A Tale of Two Brothers 2 - Jack Walker

A Tale of Two Brothers 2 - Jack Walker

Following on from Talking Rugby Union’s exclusive with Leeds Carnegie and former England U20s Captain Chris Walker, Austin Halewood spoke to his younger brother and equally as talented rugby player Jack, in the second instalment of ‘a Tale of Two Brothers’.

There must be something in the water in Keighley, Yorkshire, as the small town has produced two of the county’s most promising emerging talent.

Jack, who is currently enjoying much success for Leeds Carnegie and in an England representative shirt, has followed in both his older brother Chris and father John’s footsteps with an already successful rugby career.

Still at just 17 years of age Jack has already made five appearances in the Championship for Leeds Carnegie’s first team, whilst juggling his studies at Prince Henry’s Grammar School in Yorkshire.

However, as if playing in adult rugby at such a young age wasn’t hard enough, Jack applies his trade in the front row at hooker.

After impressing in the Carnegie academy and for his county Jack was selected for the England U16s squad during the 2011-12 season.

From that point on his rugby career flew in rapid succession, with call-ups to the England U17s team, an U19s squad and most recently with a call-up to the famed England U20s side to help out their Junior 6 Nations campaign.

TRU’s Austin Halewood spoke to the young hooker and, firstly asked him how it was to play for the Leeds first team at such a young age:

“It was such a great honour when I first played in the side,” Jack began, “It’s an experience that I won’t forget.

“Playing with my brother Chris in the same team, at 17 obviously, was great.

“I found the step-up very physical and tough, but the experience was awesome.”

Jack then explained in his own words his run-up to getting into the first team which began “with me coming to Leeds when I was about 14 and I’ve been there with them since.

“Working my way up through the academy, really; working hard and just trying to learn as much as I could from all the players there.

“Then throughout the last pre-season that we have just had I was called up and involved in all of the first team training and luckily I had just been spotted from there and then given the chance to go and express myself and show what I can do on the pitch.”

Jack made his first appearance for Leeds in a British and Irish Cup game this season against Bristol – the high-flying, big-spending power of the RFU Championship this year, with a plethora of new signings and former Scotland coach Andy Robinson at the helm.

“I was on the bench but came on with about ten minutes left in the game, which was a great experience; especially against Bristol who are obviously such a good Championship side.

“Again it was tough and very physical but the experience was good.

“The following week I was then picked again and this time to start, away against Gala, which was down in York.
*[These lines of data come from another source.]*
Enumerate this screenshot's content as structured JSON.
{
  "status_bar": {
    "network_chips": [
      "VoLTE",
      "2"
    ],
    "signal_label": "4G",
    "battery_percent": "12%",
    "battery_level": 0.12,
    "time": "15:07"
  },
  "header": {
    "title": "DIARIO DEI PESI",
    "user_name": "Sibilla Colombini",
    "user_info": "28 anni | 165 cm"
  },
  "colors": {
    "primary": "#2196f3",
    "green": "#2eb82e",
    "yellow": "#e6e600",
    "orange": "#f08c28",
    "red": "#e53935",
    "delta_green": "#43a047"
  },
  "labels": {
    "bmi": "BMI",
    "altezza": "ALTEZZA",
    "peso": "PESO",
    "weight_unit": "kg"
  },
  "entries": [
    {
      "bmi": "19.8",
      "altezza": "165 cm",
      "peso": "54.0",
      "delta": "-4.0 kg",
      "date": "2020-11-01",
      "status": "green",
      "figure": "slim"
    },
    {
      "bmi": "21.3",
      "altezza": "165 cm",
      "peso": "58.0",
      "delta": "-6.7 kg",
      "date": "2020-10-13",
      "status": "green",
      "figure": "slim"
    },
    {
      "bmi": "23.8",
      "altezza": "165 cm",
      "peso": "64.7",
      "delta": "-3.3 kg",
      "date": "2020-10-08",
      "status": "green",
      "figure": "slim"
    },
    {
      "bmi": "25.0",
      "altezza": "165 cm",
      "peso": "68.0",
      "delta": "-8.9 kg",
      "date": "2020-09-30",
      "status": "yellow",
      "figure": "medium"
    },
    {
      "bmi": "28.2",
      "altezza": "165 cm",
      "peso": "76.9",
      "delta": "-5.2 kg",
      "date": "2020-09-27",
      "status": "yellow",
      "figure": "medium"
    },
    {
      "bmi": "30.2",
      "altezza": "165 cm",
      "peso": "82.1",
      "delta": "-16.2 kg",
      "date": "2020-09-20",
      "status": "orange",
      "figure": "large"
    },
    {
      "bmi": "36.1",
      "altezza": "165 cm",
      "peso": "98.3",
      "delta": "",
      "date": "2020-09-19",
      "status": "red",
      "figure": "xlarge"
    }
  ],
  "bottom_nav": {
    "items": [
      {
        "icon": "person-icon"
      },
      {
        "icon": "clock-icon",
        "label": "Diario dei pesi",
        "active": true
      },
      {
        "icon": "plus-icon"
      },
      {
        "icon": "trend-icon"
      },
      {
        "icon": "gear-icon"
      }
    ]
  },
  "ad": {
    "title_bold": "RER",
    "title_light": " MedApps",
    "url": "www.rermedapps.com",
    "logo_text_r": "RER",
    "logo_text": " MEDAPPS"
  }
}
“To get my first start was great; it was good for the family with everyone being there too – it was a really good day.”

With a large portion of modern-day rugby dominated by the battle up-front and particularly power in the scrum, the fact Jack is already making his way through the ranks of the professional is a true testament to his character, physicality and determination.

“Obviously it’s pretty tough,” Jack revealed, “everyone’s a lot heavier and older than me, but I guess it’s just about asking the experienced boys - the guys who have been there and done it before - for help at times.

“Asking how they’ve coped with things and just trying to learn from them, really.

“I’m learning all the time from playing at that level and from the other players around me but I feel when I come onto the pitch that I have something to offer.

“I just try to come on and do my job as best I can really; as I would at my own age group.”

Leeds are enjoying a fruitful season in the RFU Championship, as they currently sit second in the league, 6 points behind leaders Bristol and just one point ahead of London Welsh in third.

“It’s really tight up at the top of the league, with only a few points separating so many teams,” jack confessed.

“Everyone has to be on top of their game and play well now in the run-in to the end of the season and the playoffs.”

Away from the club, as mentioned, Jack has a number of England representative shirts on display at home, with caps for a number of age groups.

The most notable of these being the Yorkshire hooker’s call-up to the famed U20s side at just 17, to face Scotland at Netherdale.

“It was a really good experience,” he said, “a lot of the boys there I have played with before and they were a massive help when I came into the team.

“The pace of the game was incredible – it was so fast and tough – but I loved every moment of it.”

Jack featured first against Scotland in an impressive 48 points to 15 victory and then featured again for the red rose against Ireland the week later in a 33-9 victory at Franklin’s Gardens.

The figure-head of age-group international rugby is the Junior IRB World Cup, which England are the current holders of; however, the Yorkshireman insists he is not thinking about that yet and is just trying to concentrate on his own game and play the best rugby he can for Leeds and England when he gets the chance.

Finally, Austin asked Jack about playing with his brother Chris for Leeds. Obviously thousands of siblings play sport in the same teams up and down the country, but to play alongside one another in the professional game, no matter what sport, is always a very special achievement…

“It’s great to play alongside Chris,” Jack began, “it’s difficult for the family at times, but when we’ve played together it’s been great and very special for all of them.

“It was a good chance to get the grandparents, uncles and aunties all down to watch the first game; it was an awesome feeling and a very special day.”